Hard to tell. But it’s usually restricted to a microphone failing for some reason. Or a problem with the computer or software. The sound engineer should be ready for such an emergency. Also sound files can tend to be rather large. It’s best practice for the engineer to keep saving the files and transferring them onto a back up disk. Some sound engineers will record the same event on two separate hard drives/hardware, but that’s not always needed. The most important factor is for the sound engineer to be aware of what’s happening and to be able to quickly fix the problem. In an emergency, the presenter can call for a break while the problem is fixed. But the sound engineer must know enough to use that “break time” effectively, so that the show can go on.
So do you need someone from NASA to do this job?

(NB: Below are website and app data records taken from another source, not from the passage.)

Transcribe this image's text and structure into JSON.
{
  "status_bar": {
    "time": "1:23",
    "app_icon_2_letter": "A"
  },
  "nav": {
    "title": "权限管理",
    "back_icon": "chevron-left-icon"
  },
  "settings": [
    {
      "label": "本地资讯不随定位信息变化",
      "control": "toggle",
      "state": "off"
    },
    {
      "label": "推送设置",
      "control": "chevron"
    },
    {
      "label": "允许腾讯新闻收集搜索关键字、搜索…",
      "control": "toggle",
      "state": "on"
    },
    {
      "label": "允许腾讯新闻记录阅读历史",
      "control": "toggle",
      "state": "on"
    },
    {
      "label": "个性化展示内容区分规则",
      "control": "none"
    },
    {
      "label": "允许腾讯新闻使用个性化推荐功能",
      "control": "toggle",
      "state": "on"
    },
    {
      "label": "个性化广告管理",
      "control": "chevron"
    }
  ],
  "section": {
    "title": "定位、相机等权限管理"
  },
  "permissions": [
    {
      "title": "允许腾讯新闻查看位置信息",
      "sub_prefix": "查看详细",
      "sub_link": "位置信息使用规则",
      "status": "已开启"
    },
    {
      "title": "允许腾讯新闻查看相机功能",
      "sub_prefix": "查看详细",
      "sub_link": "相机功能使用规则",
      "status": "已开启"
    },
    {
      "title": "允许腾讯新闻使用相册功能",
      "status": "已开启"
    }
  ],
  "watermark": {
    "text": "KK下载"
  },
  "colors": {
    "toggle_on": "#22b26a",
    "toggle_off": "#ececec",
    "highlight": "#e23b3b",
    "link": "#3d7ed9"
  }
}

No you don’t. What you need is a person who’s familiar with the software/hardware. A person who’s diligent and watchful. And a person who’s well organised to change batteries and do backups. It’s not an easy job, but it’s not a tough job either. And believe me you can get dumb folks. We’ve had situations where the video engineer (in this case) shot video from weird angles and even had people’s heads in the video. That’s clearly appalling but it comes from lack of confidence with handling the equipment and being in charge of several sound situations.
This brings us to the cost
A sound engineer isn’t cheap, but it’s possible to not have to go to a “professional” and instead find a reasonably diligent person instead who can do the job. You can even have a teenager, or ask around in sound training schools (there’s usually one around) for someone who wants to earn extra cash. If you’re hiring a professional, expect to pay no less than $500-$1000 a day (and that’s usually cheap).
In our case, we had a professional for our first event. He brought in all the equipment (excluding the mics which we purchased separately). And he recorded the event and edited it. And that cost us about $5000 back in the year 2004. Renuka then took over from the next event onwards, and she’s handled sound ever since. It’s easy to say: “I don’t have Renuka to help”. You have to find your own person who can handle things, and quit grumbling about things you don’t have. We had to work out how to do things so we could move ahead, and so we did. If Renuka didn’t handle the job, we’d have found someone else. It’s that simple. Work it out and get moving.
And so you have it: Sound engineers for you.
Do your due diligence. And you’ll find someone who can do the job effectively and get you a great recording. It’s not rocket science, but yes it does require someone with an organised brain.